Nursing homes provide high-level care for patients who are elderly, disabled, or unable to perform routine daily tasks for themselves, or who may need supervision or monitoring.
Despite a grim reputation in the past, modern nursing homes operate with the comfort of the residents in mind. Staff nurses, including those who graduate from an RN-to-BSN program such as the one at Duquesne University, play an important role in both patient care and nursing home operations.
Inside The Modern Nursing Home
Nursing homes typically focus on patients who need long-term assistance, as opposed to rehabilitation or skilled nursing centers that cater to short-term patients such as those who need care after a stroke or a fall. For many, a nursing home is their final residence or the last home before hospice care.
According to the National Center for Health Statistics (NCHS), 15,600 nursing homes were in operation as of 2014 (the latest year for which figures are available). The homes provided 1.7 million beds and cared for some 1.4 million patients. Those numbers represent just over 2.6 percent of the 65+ population and 9.5 percent of the people over 85, according to the Centers for Medicare and Medicaid Services (CMS) Nursing Home Data Compendium for 2015 (the latest study available, which mirrored the 2014 NCHS statistics).

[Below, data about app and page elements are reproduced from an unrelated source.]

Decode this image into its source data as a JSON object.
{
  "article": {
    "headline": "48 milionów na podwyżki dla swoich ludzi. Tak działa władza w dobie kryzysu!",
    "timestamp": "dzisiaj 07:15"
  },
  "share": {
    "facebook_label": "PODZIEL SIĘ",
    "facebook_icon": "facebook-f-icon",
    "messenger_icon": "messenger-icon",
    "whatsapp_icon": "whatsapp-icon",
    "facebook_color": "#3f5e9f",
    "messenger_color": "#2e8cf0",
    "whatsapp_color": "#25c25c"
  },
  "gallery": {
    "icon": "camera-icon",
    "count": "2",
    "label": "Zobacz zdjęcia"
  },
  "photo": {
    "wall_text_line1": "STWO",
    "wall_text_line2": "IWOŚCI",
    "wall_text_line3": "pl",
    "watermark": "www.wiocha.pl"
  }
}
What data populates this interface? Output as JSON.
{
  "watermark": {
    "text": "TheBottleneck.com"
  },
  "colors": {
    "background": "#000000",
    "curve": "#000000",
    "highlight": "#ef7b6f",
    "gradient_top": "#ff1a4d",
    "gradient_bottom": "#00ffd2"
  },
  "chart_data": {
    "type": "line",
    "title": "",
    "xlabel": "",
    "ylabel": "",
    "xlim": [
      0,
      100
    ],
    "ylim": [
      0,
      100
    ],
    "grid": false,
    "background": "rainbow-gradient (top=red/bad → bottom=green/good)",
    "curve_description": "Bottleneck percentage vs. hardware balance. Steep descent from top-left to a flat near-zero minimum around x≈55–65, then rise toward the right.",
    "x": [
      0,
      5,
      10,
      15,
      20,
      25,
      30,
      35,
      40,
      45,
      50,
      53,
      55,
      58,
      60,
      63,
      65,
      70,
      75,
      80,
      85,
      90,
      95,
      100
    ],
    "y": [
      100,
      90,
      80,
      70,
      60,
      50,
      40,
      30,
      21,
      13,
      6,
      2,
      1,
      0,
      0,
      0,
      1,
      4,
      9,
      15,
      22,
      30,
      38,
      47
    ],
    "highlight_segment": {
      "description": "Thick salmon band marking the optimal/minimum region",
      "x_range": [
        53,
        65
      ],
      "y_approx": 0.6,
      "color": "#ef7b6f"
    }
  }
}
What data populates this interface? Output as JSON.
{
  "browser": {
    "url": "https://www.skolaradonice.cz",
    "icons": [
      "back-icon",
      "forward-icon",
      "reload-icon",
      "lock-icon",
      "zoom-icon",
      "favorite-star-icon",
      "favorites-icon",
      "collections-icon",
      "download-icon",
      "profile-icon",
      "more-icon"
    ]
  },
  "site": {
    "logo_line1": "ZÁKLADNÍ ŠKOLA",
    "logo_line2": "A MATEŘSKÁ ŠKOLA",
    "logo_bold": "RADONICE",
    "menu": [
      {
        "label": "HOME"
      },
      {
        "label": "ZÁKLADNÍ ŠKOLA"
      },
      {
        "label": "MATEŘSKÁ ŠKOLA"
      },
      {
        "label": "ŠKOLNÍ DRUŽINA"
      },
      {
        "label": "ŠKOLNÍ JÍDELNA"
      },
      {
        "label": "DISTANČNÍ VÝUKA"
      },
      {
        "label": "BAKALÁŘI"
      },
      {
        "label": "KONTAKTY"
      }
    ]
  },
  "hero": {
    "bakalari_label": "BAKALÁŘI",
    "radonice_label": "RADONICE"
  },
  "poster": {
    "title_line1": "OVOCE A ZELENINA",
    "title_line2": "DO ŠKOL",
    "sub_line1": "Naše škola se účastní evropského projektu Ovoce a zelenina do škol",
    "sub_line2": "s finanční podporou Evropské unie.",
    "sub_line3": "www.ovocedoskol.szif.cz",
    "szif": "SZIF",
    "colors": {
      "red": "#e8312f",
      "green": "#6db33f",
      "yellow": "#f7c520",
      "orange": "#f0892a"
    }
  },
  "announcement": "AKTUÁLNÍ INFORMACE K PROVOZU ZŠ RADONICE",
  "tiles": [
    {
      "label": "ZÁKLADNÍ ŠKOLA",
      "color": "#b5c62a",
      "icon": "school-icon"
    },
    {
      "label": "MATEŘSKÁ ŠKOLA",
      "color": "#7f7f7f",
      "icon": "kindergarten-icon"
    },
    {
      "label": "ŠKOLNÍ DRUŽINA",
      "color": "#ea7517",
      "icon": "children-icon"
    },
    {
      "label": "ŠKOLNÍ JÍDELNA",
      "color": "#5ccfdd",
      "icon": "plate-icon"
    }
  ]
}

Some nursing homes are set up on a hospital model with nursing stations on each floor, according to information on MedlinePlus.com, a website produced by the National Library of Medicine. Others have a more homey feel with amenities such as libraries, craft classes, chapels, and social events. Residents have privacy, couples often can stay together, families can come by at their convenience, and pets or therapy animals are sometimes allowed to visit.
The work of the nursing home, however, goes on around the clock.
Duties In A Nursing Home
Under federal law, nursing homes are required to have an RN on duty at least eight hours a day, seven days a week, making the nursing role crucial to the efficient operation of the facilities. The job can be rewarding, but the specific needs of the patient population may require additional skills and proficiencies. For instance, in addition to being kind but firm with both patients and families, nurses need to be calm and efficient in stressful situations.
“Patients may be unable to communicate or may be combative or angry,” notes the article, “The Role Of A Nurse In A Nursing Home” on CareerTrend.com, a career website for nurses. “Family members may have strained relationships with the patient or with nursing home staff. The facility may be short-staffed (especially on weekends or major holidays), yet all patient care duties must be completed.”
Nurses who excel in this specialized field are able to think independently, perform assessments on patients who may not be able to speak or respond, and communicate well with doctors, according to the article, “50 Best Nursing Careers” on the nursing student website Top RN to BSN.
“Persons who, either through age or disabilities, require nursing care in a nursing home also require a great deal of patience and understanding,” the article continues. “Communication with persons whose ability to communicate has been lost through illness or accident may be a major challenge. Demonstrating caring and compassion when it is not returned or understood may be difficult.”
In addition to possessing high levels of empathy and serenity, nursing home staff nurses are expected to handle many of the standard clinical protocols, including:
- Taking vitals and evaluating patients.
- Administering medications.
- Drawing blood if no phlebotomist is available.
- Providing wound care.
- Inserting catheters or nasogastric tubes.
- Providing personal care such as meals or baths, depending on the availability of nurse assistants (CNAs).
- Documenting treatments, medications, and procedures to comply with state or federal regulations as well as facility guidelines.
- Answering family members’ questions and explaining details of their loved one’s care.
- Consulting with or reporting to doctors about patients’ conditions and suggesting or making changes when necessary.
Salary And Job Outlook
The median salary for a nursing home staff nurse was just over $57,800 in late September 2017, according to Salary.com. Wages can vary based on educational level and location and generally range from $54,475 to $61,300 annually.
The employment outlook for nurses, in general, is good, and as the population ages, nurses should see increasing opportunities to work with seniors.
The Bureau of Labor Statistics (BLS) foresees 16 percent growth for registered nurses through 2024.
“However,” the website notes, “the supply of new nurses entering the labor market has increased in recent years. This increase has resulted in competition for jobs in some areas of the country. Generally, registered nurses with a Bachelor of Science degree in nursing (BSN) will have better job prospects than those without one.”
About Duquesne University’s Online RN-BSN Degree Program
Duquesne University’s online RN-BSN program can prepare nurses for a range of positions, including that of a nursing home staff nurse. The program is 100 percent online, allowing students to pursue their degrees on their own schedule. The university is nationally recognized for excellence in nursing education, with faculty members who work to ensure students are studying the most current practices. U.S. News & World Report ranks Duquesne among the top nursing schools in the nation.